YOUR OBJECTIVE >> Each line in the entries that has the word "강화소창" has to be copied.

DATA >>

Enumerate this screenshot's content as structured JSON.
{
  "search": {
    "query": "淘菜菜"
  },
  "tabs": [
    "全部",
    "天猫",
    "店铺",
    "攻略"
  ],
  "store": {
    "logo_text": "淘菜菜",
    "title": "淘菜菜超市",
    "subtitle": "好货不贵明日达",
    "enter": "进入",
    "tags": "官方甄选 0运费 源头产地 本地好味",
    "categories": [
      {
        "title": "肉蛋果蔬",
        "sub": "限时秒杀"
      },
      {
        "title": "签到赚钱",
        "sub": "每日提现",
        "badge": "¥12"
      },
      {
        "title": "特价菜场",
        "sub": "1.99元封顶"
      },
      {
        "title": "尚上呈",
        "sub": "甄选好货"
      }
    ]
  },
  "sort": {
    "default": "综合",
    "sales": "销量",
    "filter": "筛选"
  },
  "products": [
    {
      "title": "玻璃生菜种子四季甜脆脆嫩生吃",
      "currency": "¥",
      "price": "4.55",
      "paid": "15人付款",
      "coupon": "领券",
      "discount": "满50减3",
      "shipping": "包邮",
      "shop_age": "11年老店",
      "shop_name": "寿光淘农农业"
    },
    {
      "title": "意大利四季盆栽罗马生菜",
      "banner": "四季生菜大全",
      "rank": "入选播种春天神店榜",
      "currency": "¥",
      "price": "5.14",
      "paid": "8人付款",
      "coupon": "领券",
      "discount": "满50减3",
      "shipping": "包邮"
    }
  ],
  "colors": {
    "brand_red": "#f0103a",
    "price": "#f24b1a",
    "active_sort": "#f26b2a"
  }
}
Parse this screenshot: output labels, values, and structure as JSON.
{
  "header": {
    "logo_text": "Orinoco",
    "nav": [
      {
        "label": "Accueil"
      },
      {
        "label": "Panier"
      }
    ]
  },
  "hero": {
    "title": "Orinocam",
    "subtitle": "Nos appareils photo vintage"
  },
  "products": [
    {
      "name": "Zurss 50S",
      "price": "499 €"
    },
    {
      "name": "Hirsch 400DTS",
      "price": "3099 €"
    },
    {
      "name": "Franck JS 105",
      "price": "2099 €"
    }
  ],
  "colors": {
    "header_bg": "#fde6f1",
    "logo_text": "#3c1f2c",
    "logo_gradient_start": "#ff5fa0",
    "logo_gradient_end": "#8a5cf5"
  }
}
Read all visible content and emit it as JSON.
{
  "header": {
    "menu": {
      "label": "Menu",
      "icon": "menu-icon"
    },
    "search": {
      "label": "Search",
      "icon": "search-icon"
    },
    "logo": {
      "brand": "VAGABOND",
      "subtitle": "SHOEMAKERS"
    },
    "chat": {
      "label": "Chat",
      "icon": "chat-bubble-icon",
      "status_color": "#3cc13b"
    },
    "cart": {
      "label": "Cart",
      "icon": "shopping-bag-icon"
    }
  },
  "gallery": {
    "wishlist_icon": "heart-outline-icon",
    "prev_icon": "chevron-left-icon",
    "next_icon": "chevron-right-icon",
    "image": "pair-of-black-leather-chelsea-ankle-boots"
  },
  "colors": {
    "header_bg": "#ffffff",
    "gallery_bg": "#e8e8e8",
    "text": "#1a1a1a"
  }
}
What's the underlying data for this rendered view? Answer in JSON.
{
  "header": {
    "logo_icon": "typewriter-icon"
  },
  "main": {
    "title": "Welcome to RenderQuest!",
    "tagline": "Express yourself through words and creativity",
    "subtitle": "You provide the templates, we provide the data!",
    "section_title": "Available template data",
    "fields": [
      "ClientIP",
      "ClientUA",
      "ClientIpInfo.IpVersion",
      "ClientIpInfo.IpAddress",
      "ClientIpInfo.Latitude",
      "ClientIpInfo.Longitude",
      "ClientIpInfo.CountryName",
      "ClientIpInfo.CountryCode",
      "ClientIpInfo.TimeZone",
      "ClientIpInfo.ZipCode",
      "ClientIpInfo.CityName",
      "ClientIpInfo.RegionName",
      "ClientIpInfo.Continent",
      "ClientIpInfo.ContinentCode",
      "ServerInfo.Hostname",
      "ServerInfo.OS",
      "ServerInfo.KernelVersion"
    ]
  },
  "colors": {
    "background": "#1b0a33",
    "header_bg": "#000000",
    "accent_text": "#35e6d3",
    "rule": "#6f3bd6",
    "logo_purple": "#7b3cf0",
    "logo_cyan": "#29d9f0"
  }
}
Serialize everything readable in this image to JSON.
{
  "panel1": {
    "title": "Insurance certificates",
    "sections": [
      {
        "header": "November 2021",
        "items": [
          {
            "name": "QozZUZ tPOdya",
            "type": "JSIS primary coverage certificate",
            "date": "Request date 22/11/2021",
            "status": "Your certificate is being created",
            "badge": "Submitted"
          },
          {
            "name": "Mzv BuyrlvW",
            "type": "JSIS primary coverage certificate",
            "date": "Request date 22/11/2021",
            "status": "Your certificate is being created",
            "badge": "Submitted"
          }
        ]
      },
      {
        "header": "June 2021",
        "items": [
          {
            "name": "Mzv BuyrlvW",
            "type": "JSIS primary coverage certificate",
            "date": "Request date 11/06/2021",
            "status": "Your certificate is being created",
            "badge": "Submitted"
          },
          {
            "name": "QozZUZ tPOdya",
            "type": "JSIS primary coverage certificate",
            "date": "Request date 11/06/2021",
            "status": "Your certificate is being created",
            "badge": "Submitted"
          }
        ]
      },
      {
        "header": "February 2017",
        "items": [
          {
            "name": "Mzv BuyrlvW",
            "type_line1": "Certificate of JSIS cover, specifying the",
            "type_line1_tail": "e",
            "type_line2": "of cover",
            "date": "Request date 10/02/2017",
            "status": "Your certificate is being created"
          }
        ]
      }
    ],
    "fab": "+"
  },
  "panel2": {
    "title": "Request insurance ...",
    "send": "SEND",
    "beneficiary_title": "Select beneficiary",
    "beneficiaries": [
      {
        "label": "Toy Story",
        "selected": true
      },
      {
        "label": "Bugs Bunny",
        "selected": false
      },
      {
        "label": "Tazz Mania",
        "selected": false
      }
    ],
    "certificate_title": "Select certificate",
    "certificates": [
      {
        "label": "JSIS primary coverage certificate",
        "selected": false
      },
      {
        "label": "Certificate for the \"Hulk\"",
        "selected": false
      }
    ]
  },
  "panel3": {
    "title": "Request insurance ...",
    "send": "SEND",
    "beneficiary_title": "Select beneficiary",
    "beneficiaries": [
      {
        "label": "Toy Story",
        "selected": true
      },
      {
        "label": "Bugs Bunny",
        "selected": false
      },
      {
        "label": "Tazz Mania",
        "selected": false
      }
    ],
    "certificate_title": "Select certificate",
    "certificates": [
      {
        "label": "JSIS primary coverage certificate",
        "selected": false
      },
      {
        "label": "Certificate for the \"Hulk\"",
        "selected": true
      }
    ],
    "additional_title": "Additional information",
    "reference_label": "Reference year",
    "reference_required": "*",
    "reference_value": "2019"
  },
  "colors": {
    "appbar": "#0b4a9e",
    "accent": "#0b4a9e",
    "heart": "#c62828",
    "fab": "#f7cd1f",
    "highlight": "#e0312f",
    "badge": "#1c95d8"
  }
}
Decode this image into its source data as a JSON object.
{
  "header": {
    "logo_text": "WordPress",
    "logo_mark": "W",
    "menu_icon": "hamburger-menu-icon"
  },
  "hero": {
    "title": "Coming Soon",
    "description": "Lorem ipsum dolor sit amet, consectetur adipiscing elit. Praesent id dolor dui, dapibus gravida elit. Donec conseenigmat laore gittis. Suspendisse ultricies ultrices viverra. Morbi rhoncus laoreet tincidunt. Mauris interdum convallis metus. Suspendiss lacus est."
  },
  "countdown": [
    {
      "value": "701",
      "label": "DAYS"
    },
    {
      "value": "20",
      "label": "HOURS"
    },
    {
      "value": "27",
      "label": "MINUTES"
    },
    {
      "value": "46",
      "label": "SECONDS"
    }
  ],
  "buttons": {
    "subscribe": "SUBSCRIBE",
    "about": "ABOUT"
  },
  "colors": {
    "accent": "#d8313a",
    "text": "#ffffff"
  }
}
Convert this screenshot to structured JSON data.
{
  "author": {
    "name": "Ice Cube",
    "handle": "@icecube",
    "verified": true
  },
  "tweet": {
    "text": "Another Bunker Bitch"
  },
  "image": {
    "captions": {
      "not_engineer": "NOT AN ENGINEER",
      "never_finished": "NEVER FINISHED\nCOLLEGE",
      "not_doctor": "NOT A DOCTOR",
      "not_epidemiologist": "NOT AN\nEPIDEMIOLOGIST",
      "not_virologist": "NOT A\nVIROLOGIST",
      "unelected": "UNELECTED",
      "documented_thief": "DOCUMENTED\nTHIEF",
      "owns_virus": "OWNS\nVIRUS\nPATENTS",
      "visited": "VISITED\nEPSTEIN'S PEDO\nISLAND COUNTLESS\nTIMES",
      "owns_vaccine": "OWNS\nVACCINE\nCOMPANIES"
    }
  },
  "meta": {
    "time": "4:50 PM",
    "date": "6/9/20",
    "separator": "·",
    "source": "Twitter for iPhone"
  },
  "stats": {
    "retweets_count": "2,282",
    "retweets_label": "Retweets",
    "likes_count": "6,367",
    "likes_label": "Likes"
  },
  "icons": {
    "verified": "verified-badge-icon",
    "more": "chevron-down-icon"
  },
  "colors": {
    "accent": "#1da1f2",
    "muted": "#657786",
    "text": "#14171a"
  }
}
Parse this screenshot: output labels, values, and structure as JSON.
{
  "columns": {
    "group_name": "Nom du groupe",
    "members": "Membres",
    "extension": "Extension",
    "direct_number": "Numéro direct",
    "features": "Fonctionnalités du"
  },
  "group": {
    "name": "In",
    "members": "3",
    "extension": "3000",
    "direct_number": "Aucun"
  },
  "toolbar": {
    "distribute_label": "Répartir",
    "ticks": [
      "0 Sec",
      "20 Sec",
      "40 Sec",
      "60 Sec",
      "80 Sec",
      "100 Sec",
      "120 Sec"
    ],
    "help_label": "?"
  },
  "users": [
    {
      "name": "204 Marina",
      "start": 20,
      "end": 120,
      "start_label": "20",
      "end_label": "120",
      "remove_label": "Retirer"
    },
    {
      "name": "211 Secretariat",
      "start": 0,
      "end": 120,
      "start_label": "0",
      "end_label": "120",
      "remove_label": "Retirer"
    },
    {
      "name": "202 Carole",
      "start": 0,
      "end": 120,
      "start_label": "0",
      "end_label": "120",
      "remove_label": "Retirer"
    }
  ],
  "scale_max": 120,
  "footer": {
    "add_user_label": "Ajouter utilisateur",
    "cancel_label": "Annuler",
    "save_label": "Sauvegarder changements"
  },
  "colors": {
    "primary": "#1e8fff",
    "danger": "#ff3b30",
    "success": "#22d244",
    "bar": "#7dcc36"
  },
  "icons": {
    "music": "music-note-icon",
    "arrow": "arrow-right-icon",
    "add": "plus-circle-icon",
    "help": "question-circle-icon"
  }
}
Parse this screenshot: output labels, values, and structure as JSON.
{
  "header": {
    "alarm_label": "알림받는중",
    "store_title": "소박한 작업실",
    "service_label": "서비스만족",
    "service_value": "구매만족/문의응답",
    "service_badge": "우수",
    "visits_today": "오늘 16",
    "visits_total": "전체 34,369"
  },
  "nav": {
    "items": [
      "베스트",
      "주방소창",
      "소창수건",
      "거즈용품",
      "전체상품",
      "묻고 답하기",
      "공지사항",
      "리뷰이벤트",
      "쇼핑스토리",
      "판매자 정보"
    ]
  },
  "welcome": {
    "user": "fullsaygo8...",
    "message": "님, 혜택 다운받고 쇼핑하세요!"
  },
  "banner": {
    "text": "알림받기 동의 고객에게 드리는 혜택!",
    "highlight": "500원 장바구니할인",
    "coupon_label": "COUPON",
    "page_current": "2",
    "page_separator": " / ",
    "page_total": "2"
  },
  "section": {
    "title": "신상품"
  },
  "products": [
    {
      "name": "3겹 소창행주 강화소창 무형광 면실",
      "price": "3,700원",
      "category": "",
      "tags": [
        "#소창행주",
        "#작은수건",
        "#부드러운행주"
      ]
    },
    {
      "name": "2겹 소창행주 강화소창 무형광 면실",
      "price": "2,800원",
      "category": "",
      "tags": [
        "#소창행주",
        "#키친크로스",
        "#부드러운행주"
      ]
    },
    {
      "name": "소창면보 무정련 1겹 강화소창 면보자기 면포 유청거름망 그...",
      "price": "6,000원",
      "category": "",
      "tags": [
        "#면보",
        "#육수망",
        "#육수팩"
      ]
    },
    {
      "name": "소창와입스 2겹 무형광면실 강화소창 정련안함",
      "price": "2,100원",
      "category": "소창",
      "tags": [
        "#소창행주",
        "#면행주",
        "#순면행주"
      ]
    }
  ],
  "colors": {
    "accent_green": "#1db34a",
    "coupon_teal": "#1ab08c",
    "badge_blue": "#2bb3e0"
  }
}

REPLY TO THE TASK >>
      "name": "3겹 소창행주 강화소창 무형광 면실",
      "name": "2겹 소창행주 강화소창 무형광 면실",
      "name": "소창면보 무정련 1겹 강화소창 면보자기 면포 유청거름망 그...",
      "name": "소창와입스 2겹 무형광면실 강화소창 정련안함",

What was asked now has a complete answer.